Watching Ronaldo streak across the pitch for Real Madrid, or Arjen Robben for Bayern Munch, you might have thought, "Man he looks fast." But, you might also ask, is he fast enough to beat an NFL player?
Fear not, we've done the work for you to compare player speeds and to give you an answer. But, first, some context.
Soccer tends to favor quick accelerations of speed over short distances, often zigging and zagging, versus straight sustained runs. And, to state the obvious, 200-pound linebackers aren't trying to tackle you and grind your face into the turf in soccer (as much as players like Robben might pretend that they are).
In the soccer world, there isn’t anything quite like the NFL Combine, which every NFL player participates in and which serves as a showcase for the general public to see just how fast new recruits might be during the 40-yard dash. So, our methodology for evaluating the speed of top footballers like Arjen Robben and Cristiano Ronaldo is necessarily different than our methodology for evaluating NFL players (and, as a result, perhaps flawed).
Nevertheless, as a starting place, we can look at 40-yard dash times from the NFL Combine to get a measure of the fastest players from the NFL.
The NFL's Fastest Players:
(Note: Take these with a grain of salt, because most of these times were from a dead start, requiring the runner time to get up to full speed.)
Dri Archer, RB (2014) — 4.26 seconds or an average of 30.9 km/hr
Chris Johnson, RB (2008) — 4.24 seconds or an average of around 31.05 km/hr
The fastest-ever recorded time at the NFL Combine actually belongs to Bo Jackson, but his was in the era before digital timekeeping and his outrageous 40-yard time is shrouded in mystery (check out this great article from Freelap breaking down Bo Jackson's legendary run). Skeptics often cite the lack of digital timekeeping as a major issue when comparing time from the pre- and post-eras. That said, here's how Jackson clocked in:
Bo Jackson, RB – 4.12 seconds or an average of 31.95 km/hr
So, now that we have the fastest NFL players, let's see how fast the world's greatest soccer players are in comparison.

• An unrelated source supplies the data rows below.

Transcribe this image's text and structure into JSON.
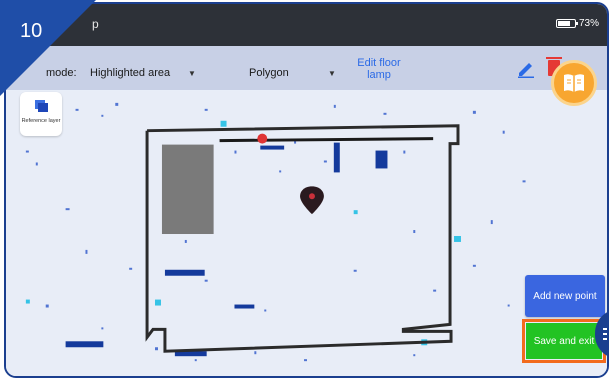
{
  "step_badge": "10",
  "statusbar": {
    "app_title": "p",
    "battery": "73%"
  },
  "toolbar": {
    "mode_label": "mode:",
    "mode_value": "Highlighted area",
    "shape_value": "Polygon",
    "edit_label": "Edit floor lamp"
  },
  "reference_layer": {
    "label": "Reference layer"
  },
  "actions": {
    "add_point": "Add new point",
    "save_exit": "Save and exit"
  },
  "colors": {
    "accent": "#2b6ae6",
    "save": "#22c323",
    "highlight": "#f26b1d",
    "badge": "#1f4ea8"
  }
}
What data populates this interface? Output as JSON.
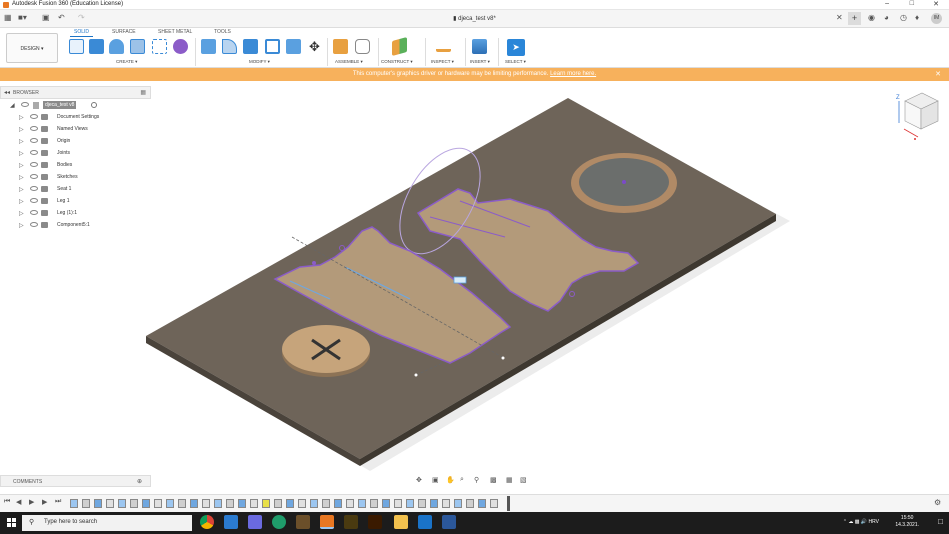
{
  "window": {
    "title": "Autodesk Fusion 360 (Education License)"
  },
  "document": {
    "tab_title": "djeca_test v8*"
  },
  "workspace": {
    "label": "DESIGN ▾"
  },
  "tabs": [
    "SOLID",
    "SURFACE",
    "SHEET METAL",
    "TOOLS"
  ],
  "active_tab": "SOLID",
  "groups": {
    "create": "CREATE ▾",
    "modify": "MODIFY ▾",
    "assemble": "ASSEMBLE ▾",
    "construct": "CONSTRUCT ▾",
    "inspect": "INSPECT ▾",
    "insert": "INSERT ▾",
    "select": "SELECT ▾"
  },
  "banner": {
    "message": "This computer's graphics driver or hardware may be limiting performance.",
    "link": "Learn more here.",
    "color": "#f7b15c"
  },
  "browser": {
    "title": "BROWSER",
    "root": "djeca_test v8",
    "items": [
      {
        "label": "Document Settings"
      },
      {
        "label": "Named Views"
      },
      {
        "label": "Origin"
      },
      {
        "label": "Joints"
      },
      {
        "label": "Bodies"
      },
      {
        "label": "Sketches"
      },
      {
        "label": "Seat 1"
      },
      {
        "label": "Leg 1"
      },
      {
        "label": "Leg (1):1"
      },
      {
        "label": "Component5:1"
      }
    ]
  },
  "comments": {
    "title": "COMMENTS"
  },
  "viewcube": {
    "axis_label": "Z"
  },
  "taskbar": {
    "search_placeholder": "Type here to search",
    "language": "HRV",
    "time": "15:50",
    "date": "14.3.2021."
  }
}
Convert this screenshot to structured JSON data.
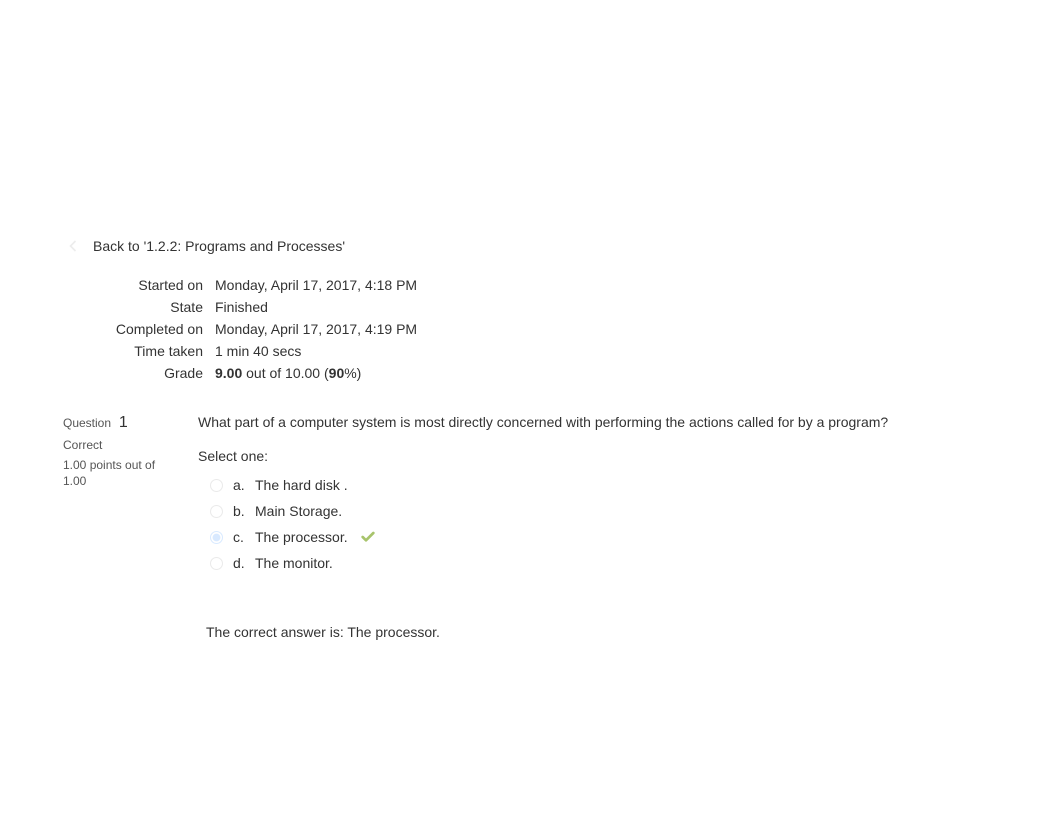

The World's Fastest Footballers:
Arjen Robben (2014) — top speed of 37 km/hr during the 2014 World Cup match between the Netherlands and Spain. In this 5-1 dismanteling of the former World Cup champions, Robben of the Netherlands clocked the fastest speed every recorded by a footballer.
Theo Walcott (Arsenal) — top speed of 35.7 km/hr
Antonio Valencia (Manchester United) — top speed of 35.1 km/hr
Gareth Bale (Real Madrid) — top speed of 34.7 km/hr
Aaron Lennon (Tottenham) — top speed of 33.8 km/hr
Cristiano Ronaldo (Real Madrid) — top speed of 33.6 km/hr
Lionel Messi (Barcelona) — top speed of 32.5 km/hr
A player who didn't make the list is Marvell Wynne, a Center Back for the USA under Bradley from 2007-2011. He is one of the fastest American players of all time and perhaps in the history of soccer. In high school, he ran track and his time (according to Wikipedia) in the 100 meter dash was 10.39 seconds. Which clocks him at an average speed of 37.4 km/hr. And even if we don't trust this information, data from his time at UCLA has Marvell Wynne running an official 200 time of 21.87 seconds.
If we're to believe all of this data, there is evidence that the fastest European footballers may in fact be faster than the fastest American football players.
To give some context for all of the above, the fastest-ever recorded speed for a human being was when Usain Bolt ran the 100-meter dash in 9.58 seconds, reaching a top speed of 44.72 km/hr or 27.78 mph.
What does a human being running that fast look like? Well, you've probably already seen what Usain Bolt running the 100, so here's what it looks like when former NFL speed-demon Robert Gill runs 25 mph for fun on a treadmill:
As you might have guessed, it looks awesome.
At the end of the day, it’s hard to say who would really win a footrace between Robben/Walcott/Valencia and Bo Jackson/Chris Johnson/Dri Archer on a track, with a dead start, off the blocks. But, lucky for us, we can say who wins a footrace between Cristiano Ronaldo and Spanish 100-meter champion Angel David Rodríguez:
As the second race in this video suggests, a straight-line sprint like the 40-yard dash might tell us a lot about how fast players are in controlled conditions, but tells us very little about their likely success on the pitch or in the NFL.
But, regardless, would an in-his-prime Bo Jackson suiting up for Real Madrid, Bayern Munich, Barcelona or the LA Galaxy be awesome?
Most definitely yes.